The following is a guest post from Angela Sultana, SVP and data policy officer at travel data company Adara. Opinions are the author's own.
For many online businesses and publishers, the last 12 months have required a steep privacy learning curve: First, to comply with the General Data Protection Regulation (GDPR) laws in Europe, and soon, to uphold the nuanced differences of requirements in the California Consumer Privacy Act (CCPA) — not to mention a mounting number of new data protection legislations passed in other U.S. states.
Aside from data privacy and legal experts, not many employees at any given online business could easily define the difference between something like the GDPR and the CCPA. A lack of education on the subject could be a more pressing problem since those two laws aren't the only ones due for consideration.
Nevada recently passed its own privacy law, which is markedly different from the CCPA, and other states are in the process of designing their own. This follows previous post-GDPR data protection legislation in Vermont and Colorado introduced last year. Site owners are only going to deal with increased privacy complexity, but there are best practices for managing the issue effectively.
Clarity helps create a path forward
Paradoxically, the GDPR and CCPA require businesses to use clear, plain language to explain their data collection policies. Unfortunately, the laws themselves are less clear for the companies subject to managing them. It's likely that many marketers reading this article still need clear language about how to adhere to these two laws correctly in their own environment.

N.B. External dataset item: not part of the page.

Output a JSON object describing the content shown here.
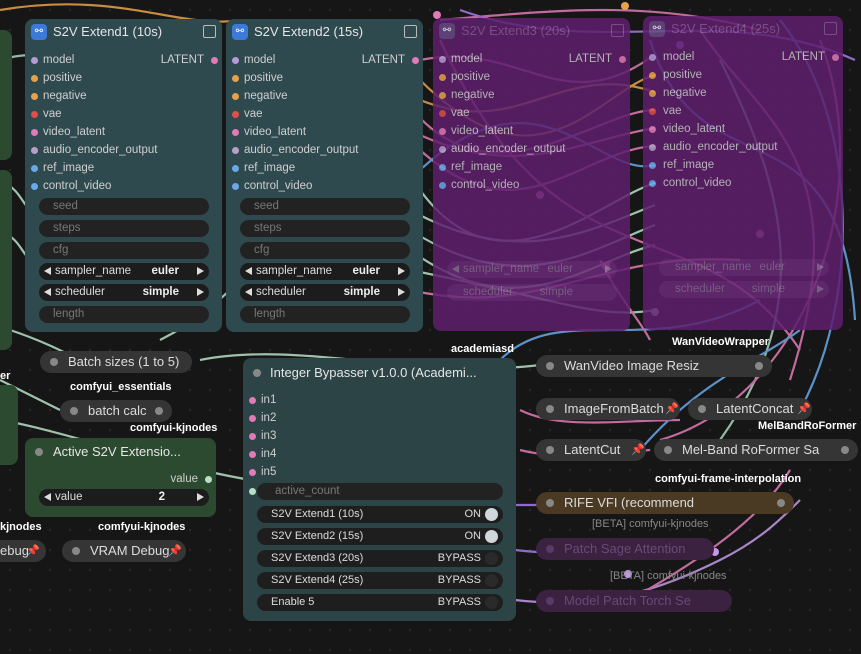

GDPR in Europe requires transparency around notice and collecting of consent (opt-in). This specific requirement means many website owners must engage with visitors as soon as they reach their website. The most important elements of GDPR require that site owners gain consent:
- Before data is collected
- Consent must be freely given, specific, informed and unambiguous
- Affirmative action is required
The new California law, CCPA, offers a nuanced difference where consent is based on a transaction. CCPA requires transparency around notice and the ability to opt out. The key points for site owners to consider are:
- At or before the point of collection, notice must be given
- An opt-out button or link on each page where data is collected
- An easy mechanism that directs businesses to stop selling their information
New Nevada law shows more states will follow suit
At the end of May, Nevada quietly passed an amendment to its privacy law requiring website owners to notify site visitors that they can opt out of allowing their data to be bought and sold. Inside Privacy notes, "The act does not amend existing Nevada law defining a 'consumer' to be a person who seeks or acquires, by purchase or lease, any good, service, money or credit for personal, family or household purposes from an operator's Internet website or online service."
This is a less general definition of the term "consumer" than in California, where it means nearly any resident of the state — yet another nuance that must be incorporated into the flow of website or marketing campaigns.
These differences are not just for a company's legal counsel to understand, yet many companies don't have structures in place to quickly educate their marketers. Marketers need a better path to compliance as they utilize customer data for their own insights and campaigns, work with partners or sell goods.
Be ready for more to come
The differences between data privacy laws demands different responses from marketers who want to be complaint. While GDPR compliance can usually be managed with a notice as soon as someone visits a website, CCPA will require notice on any page where data collection occurs. This forces a company to understand a user's location and serve the correct experiences accordingly, or subject people to redundant messages — potentially acquiring more opt-outs in the process. Nevada only requires this for a subset of people that count under CCPA.
There are good ways to use the practices of one law to get a head start with another. The data mapping requirements under GDPR can be utilized and expanded to determine the categories of personal information collected; sources from which that information is collected; the data collection's purpose and types of third parties that will see the data and consumers' personal information.
Similar notices required under U.S. law should already be provided under GDPR, including purpose and legal basis for data processing, recipients of the personal information, intention to transfer data to a third country and the data's storage period. Once complete, the same data mapping can be used to update privacy policies with the information needed for CCPA compliance.
Additionally, consent management platforms (CMPs) could be used to provide notice on data sale for CCPA, which reviews a visitor's location and serves the appropriate notifications and data collection. EMarketer noted that interest in CPMs has surged in the wake of laws like the GDPR — good news for marketers with resources to implement the tools.
All marketers must still have a plan, regardless of their ability to use technology to help them.